The city is known by two names, Puerto Peñasco in Spanish and Rocky Point in English. In 1826, retired Lt. Robert William Hale Hardy of the British Royal Navy was sailing in this area searching for pearls and precious metals. He named the area Rocky Point and it was identified as Rocky Point on marine maps until President Lázaro Cárdenas changed it to Puerto Punta Peñasco. To simplify pronunciation, the English name lost the word “Port” and the Spanish name dropped “Punta”.
Prior to the 1920s, the area was just one of the safe harbors for wandering fisherman who worked the upper Gulf of California. During fishing seasons, fishermen from Guaymas, Bahía Kino, Puerto Libertad, and Puerto Lobos began to come here to camp out. The main attraction for these fishermen was a fish called totoaba, which was fished not for its meat, but for its use in medicine. At this time the area was known as Punta de Piedra o Punta Peñasco. The name comes from a large quantity of solidified lava that hit the Gulf. Even as early as the 19th century, fishermen from Arizona came here. Since there was no source of drinking water, it was not settled permanently.
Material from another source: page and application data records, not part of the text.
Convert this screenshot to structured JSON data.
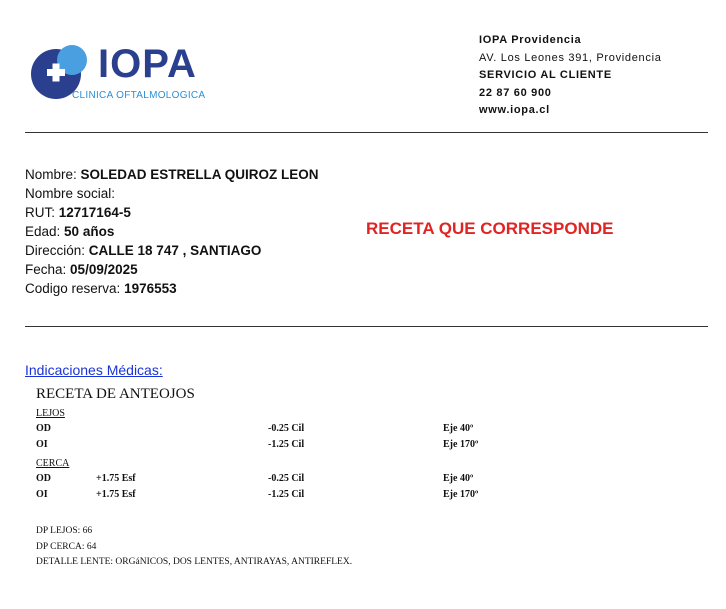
{
  "header": {
    "logo_text": "IOPA",
    "logo_sub_1": "CLINICA",
    "logo_sub_2": "OFTALMOLOGICA",
    "brand_colors": {
      "navy": "#2b3f8f",
      "light_blue": "#2a8fd6"
    },
    "clinic_name": "IOPA Providencia",
    "address": "AV. Los Leones 391, Providencia",
    "service_label": "SERVICIO AL CLIENTE",
    "phone": "22 87 60 900",
    "website": "www.iopa.cl"
  },
  "patient": {
    "name_label": "Nombre:",
    "name": "SOLEDAD ESTRELLA QUIROZ LEON",
    "social_label": "Nombre social:",
    "rut_label": "RUT:",
    "rut": "12717164-5",
    "age_label": "Edad:",
    "age": "50 años",
    "address_label": "Dirección:",
    "address": "CALLE 18 747 , SANTIAGO",
    "date_label": "Fecha:",
    "date": "05/09/2025",
    "booking_label": "Codigo reserva:",
    "booking": "1976553"
  },
  "stamp": {
    "text": "RECETA QUE CORRESPONDE",
    "color": "#e02424"
  },
  "indications_label": "Indicaciones Médicas:",
  "prescription": {
    "title": "RECETA DE ANTEOJOS",
    "far_label": "LEJOS",
    "far": [
      {
        "eye": "OD",
        "sph": "",
        "cyl": "-0.25 Cil",
        "axis": "Eje 40º"
      },
      {
        "eye": "OI",
        "sph": "",
        "cyl": "-1.25 Cil",
        "axis": "Eje 170º"
      }
    ],
    "near_label": "CERCA",
    "near": [
      {
        "eye": "OD",
        "sph": "+1.75 Esf",
        "cyl": "-0.25 Cil",
        "axis": "Eje 40º"
      },
      {
        "eye": "OI",
        "sph": "+1.75 Esf",
        "cyl": "-1.25 Cil",
        "axis": "Eje 170º"
      }
    ],
    "dp_far": "DP LEJOS: 66",
    "dp_near": "DP CERCA: 64",
    "lens_detail": "DETALLE LENTE: ORGáNICOS, DOS LENTES, ANTIRAYAS, ANTIREFLEX."
  }
}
In the 1930s, under President Lázaro Cárdenas, a railroad was built to connect the Baja California to the rest of Mexico, passing by Puerto Peñasco. The town began to grow again, adding a police delegation in 1932, as a dependency of the nearby municipality of Sonoyta, even though the town was part of the municipality of Caborca. The railroad line created new population centers and the initial layout of the city and port of Puerto Peñasco was begun in the 1940s. During this same time shrimp fishing was having an impact on the local economy.
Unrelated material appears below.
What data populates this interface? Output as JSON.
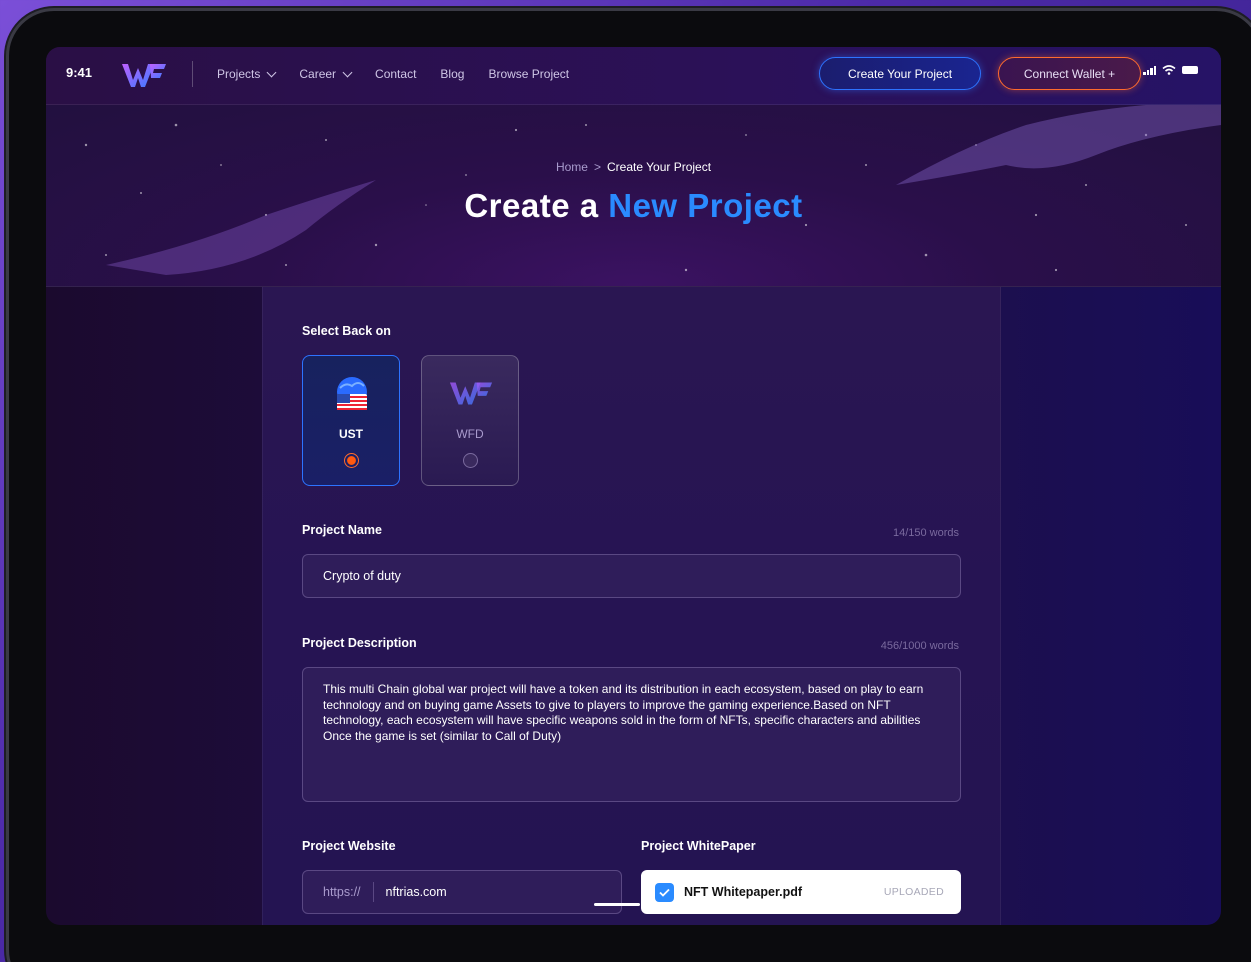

In 1952, Puerto Peñasco separated from the municipality of Caborca and comprised the localities of Sonoyta, Bahía La Choya, 21 de Marzo and Cuauhtémoc. Sonoyta was the second largest population center at the time. In 1989, the municipality of Plutarco Elías Calles was split from Puerto Peñasco. Until the 1990s, there had been little tourism here except for campers and fishermen. The municipality’s pristine beaches with clear waters stretched for a hundred miles north or south with almost no development. The push to make Puerto Peñasco or Rocky Point a major tourism center was initiated in 1993, with the government joining with private investors to build condominiums and other facilities. The goal has been to take advantage of the area’s proximity to the United States.
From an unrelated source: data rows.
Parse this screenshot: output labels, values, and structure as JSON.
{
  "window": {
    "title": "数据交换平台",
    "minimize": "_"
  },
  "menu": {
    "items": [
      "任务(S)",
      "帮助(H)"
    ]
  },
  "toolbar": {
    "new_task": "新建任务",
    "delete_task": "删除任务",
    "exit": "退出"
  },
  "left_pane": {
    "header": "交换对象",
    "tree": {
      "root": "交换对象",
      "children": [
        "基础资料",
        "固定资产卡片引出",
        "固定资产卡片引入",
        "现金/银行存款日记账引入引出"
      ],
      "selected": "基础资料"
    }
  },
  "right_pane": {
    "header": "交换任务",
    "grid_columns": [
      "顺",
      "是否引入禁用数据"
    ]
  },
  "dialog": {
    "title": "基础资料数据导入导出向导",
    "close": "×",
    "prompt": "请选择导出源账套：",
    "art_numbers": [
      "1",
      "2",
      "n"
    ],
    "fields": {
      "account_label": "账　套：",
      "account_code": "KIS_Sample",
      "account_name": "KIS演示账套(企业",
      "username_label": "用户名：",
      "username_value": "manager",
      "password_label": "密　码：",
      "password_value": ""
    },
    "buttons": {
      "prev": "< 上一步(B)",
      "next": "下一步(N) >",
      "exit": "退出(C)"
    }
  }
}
Much of the inspiration for the effort came from the success of Cancún, which was a nearly virgin beach before a government/private venture developed it. Another reason to look to tourism was the declining catches of fishermen here, due to overfishing and pollution. The federal government contributed two billion pesos in infrastructure, especially roadways and an airport and the area was declared a free zone, meaning foreigners could visit the area without a visa (although a passport is still needed). There was some economic instability in 1994 and 1995, but it did not derail development here for long, coming back by 1999. Between 2002 and 2007 economic growth was at twelve percent. The local real estate market started to go bust in 2007 due to the economic slowdown in the United States.